Calorimetry means the measurement of the amount of heat released or absorbed by thermodynamic system during the heating process. When a body at higher temperature is brought in contact with another body at lower temperature, the heat lost by the hot body is equal to the heat gained by the cold body. No heat is allowed to escape to the surroundings. It can be mathematically expressed as
Heat gained or lost is measured with a calorimeter. Usually the calorimeter is an insulated container of water as shown in Figure 8.9.
A sample is heated at high temperature (T1) and immersed into water at room temperature (T2) in the calorimeter. After some time both sample and water reach a final equilibrium temperature Tf . Since the calorimeter is insulated, heat given by the hot sample is equal to heat gained by the water. It is shown in the Figure 8.10
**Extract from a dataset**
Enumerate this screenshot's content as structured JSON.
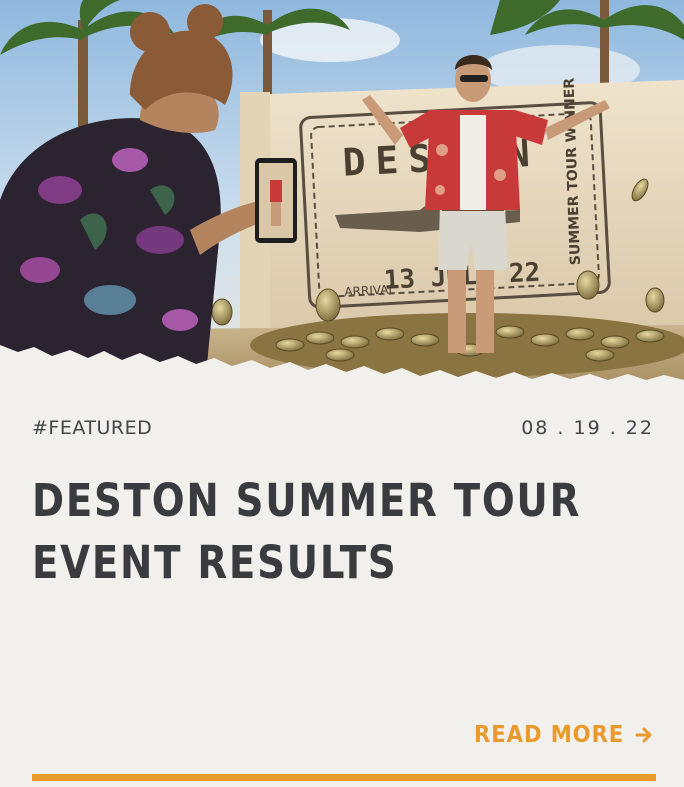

Note the sign convention. The heat lost is denoted by negative sign and heat gained is denoted as positive.
From the definition of specific heat capacity
Qgain =m2s2 (Tf – T2)
Qlost= m1s1 (Tf – T1)
Here s1 and s2 specific heat capacity of hot sample and water respectively.
So we can write
m2s2 (Tf – T2) = − m1s1 (Tf – T1)
m2s2Tf – m2s2T2= − m1s1Tf + m1s1T1
m2s2Tf + m1s1Tf = m2s2T2 + m1s1T1
The final temperature
If 5 L of water at 50°C is mixed with 4L of water at 30°C, what will be the final temperature of water? Take the specific heat capacity of water as 4184 J kg-1K-1.
We can use the equation
m1 = 5L = 5kg and m2= 4L = 4kg, s1 = s2 and T1=50°C =323K and T2 = 30°C=303 K.
Tf = 314.11 K-273K ≈ 41°C.
Suppose if we mix equal amount of water (m1 = m2) with 50°C and 30°C, then the final temperature is average of two temperatures.
Suppose if both the water are at 30°C then the final temperature will also 30°C. It implies that they are at equilibrium and no heat exchange takes place between each other.